At this stage A-level exams took over and magic became reserved for friends and family. However, this was a conscious decision that I made myself. From that point though, if I had decided to make it a career, I would have joined magic societies just to get advice from other magicians who have been where I was many years before. Make a promotional video of yourself, which you could even try to sell to TV channels if you are good enough, develop your website so it really sells you well, and perhaps most importantly, have fun! Enjoy what you are doing and people will enjoy watching you. If you get stuck doing 5 tricks for an afternoon every week, you'll easily get bored, so learn more tricks, vary your patter, try harder sleights and so on.

The world really is your oyster, and magic can be your magic carpet that takes you to places you could never go to! Alternatively, in my case, it could be a great thing to make you stand out and help in job interviews for a “real" job. What you do is up to you - magic is something you will never regret doing, just make sure you keep enjoying it, because as soon as it becomes a job, the magic is over!

Good luck!

Remember to sign up for an account at Magic Hat for more articles and plenty of free magic tricks to compliment your repertoire.
If you are after an easy website that will be finished in minutes to promote yourself, check out RapidSites . You can literally have your site up and running in five minutes with no technical knowledge needed!

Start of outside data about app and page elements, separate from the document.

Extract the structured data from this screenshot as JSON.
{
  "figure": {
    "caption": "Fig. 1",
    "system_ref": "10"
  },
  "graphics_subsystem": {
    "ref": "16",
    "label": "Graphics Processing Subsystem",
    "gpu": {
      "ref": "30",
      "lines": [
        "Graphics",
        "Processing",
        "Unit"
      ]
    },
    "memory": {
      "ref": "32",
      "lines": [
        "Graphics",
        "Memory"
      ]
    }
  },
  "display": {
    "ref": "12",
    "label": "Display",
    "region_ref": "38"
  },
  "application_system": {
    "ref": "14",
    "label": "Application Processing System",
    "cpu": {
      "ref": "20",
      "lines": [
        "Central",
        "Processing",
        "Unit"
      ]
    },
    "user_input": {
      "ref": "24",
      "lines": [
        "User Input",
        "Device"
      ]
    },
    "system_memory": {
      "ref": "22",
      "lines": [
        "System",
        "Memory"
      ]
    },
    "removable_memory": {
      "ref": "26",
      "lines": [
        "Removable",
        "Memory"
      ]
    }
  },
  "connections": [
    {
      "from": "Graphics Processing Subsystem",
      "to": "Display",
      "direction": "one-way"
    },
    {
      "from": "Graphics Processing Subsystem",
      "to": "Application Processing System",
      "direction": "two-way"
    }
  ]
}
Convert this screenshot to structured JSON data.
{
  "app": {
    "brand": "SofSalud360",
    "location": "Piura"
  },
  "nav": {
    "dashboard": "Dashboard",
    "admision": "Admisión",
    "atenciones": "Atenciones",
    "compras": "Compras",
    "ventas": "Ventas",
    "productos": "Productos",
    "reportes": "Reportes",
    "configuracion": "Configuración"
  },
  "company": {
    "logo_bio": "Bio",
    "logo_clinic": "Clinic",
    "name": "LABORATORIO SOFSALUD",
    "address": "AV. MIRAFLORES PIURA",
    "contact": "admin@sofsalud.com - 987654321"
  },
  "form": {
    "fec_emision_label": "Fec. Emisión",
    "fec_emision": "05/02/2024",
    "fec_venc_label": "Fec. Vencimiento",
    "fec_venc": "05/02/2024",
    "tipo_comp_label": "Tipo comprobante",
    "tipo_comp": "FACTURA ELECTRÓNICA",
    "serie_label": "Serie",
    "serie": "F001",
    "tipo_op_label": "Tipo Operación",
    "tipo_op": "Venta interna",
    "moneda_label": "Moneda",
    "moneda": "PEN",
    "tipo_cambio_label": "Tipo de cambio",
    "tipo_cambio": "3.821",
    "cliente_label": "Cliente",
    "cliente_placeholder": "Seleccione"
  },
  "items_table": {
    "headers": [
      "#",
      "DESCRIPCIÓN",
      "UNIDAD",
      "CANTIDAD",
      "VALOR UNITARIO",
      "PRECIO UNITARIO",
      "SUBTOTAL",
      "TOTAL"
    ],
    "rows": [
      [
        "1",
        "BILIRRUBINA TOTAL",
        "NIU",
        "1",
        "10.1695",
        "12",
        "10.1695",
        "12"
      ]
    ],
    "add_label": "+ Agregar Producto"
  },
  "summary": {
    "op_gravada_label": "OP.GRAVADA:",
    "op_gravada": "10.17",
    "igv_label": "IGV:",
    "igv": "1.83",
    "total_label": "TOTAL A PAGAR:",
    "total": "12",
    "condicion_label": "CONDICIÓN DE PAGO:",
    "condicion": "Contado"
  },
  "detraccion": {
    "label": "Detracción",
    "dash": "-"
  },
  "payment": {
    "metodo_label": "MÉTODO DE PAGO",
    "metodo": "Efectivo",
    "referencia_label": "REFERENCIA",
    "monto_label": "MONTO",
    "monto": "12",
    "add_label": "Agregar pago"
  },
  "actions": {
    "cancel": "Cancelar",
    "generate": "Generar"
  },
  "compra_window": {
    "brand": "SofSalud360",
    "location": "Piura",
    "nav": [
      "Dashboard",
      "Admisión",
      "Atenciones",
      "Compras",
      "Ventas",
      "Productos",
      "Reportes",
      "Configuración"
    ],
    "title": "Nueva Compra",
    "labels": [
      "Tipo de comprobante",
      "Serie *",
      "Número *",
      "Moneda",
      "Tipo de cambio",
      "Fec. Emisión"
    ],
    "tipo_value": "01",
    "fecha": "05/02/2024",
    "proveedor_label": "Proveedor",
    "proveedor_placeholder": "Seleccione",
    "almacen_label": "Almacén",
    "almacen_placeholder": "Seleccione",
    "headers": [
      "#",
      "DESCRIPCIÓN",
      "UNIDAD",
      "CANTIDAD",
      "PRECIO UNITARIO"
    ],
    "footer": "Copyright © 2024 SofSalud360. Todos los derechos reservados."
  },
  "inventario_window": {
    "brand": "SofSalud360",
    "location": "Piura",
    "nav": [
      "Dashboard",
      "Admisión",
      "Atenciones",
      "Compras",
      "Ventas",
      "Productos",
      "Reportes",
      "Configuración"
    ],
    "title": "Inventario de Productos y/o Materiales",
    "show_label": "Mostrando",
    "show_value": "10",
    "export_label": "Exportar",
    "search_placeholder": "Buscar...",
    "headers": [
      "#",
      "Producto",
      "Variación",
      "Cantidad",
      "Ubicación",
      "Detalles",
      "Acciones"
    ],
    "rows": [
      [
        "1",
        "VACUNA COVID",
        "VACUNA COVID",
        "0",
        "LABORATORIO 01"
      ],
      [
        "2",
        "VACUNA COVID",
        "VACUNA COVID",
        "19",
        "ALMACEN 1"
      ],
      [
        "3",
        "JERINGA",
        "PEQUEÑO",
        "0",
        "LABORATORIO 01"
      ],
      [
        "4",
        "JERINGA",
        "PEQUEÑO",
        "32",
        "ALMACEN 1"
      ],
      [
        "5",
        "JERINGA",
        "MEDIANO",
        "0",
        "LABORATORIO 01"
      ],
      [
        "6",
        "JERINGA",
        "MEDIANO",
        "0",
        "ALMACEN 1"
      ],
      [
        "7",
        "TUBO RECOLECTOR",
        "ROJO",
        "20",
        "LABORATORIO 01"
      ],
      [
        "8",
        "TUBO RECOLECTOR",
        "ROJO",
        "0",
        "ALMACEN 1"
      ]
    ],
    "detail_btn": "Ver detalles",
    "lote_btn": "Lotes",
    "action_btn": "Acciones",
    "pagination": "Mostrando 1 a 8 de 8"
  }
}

Article Source:

Rate this Article: 
Magic Tricks - How Did They Do That?
Rated 4 / 5
based on 5 votes

Related Articles:

David Blaine Magic Tricks! Learn Free Coin Magic Tricks - Magic Tricks Revealed

by: Frank R. Thompson (July 20, 2007) 
(Arts and Entertainment)

How to Do Magic Tricks - Learning Magic Tricks For Beginners

by: Ricky Lim (September 24, 2008) 
(Arts and Entertainment/Performing Arts)

Learning Magic Tricks - Why Money Tricks?

by: John Richard Johnson (August 13, 2008) 
(Arts and Entertainment/Performing Arts)

Magic Tricks - Inventing Magic

by: Edward Jellard (October 31, 2005) 
(Arts and Entertainment)

Magic Tricks - Street Magic

by: Edward Jellard (September 27, 2005) 
(Arts and Entertainment)

Why A Career In Professional Photography Is Getting Paid For Your Hobby

by: Richard Smith (April 10, 2007) 
(Arts and Entertainment)

Moving From A Weekend Hobby To Career In The Arts

by: Lise S Richards (February 20, 2005) 
(Business/Careers Employment)

Cake Decorating - How to Turn a Hobby Into a Lucrative Career

by: Pat Lock (August 20, 2008) 
(Food and Drink/Desserts)

Magic Tricks - What Should I Say?

by: John Richard Johnson (August 14, 2008) 
(Arts and Entertainment/Performing Arts)

Magic Tricks - How Did They Do That?

by: Eliza Maledevic (September 18, 2008) 
(Arts and Entertainment/Performing Arts)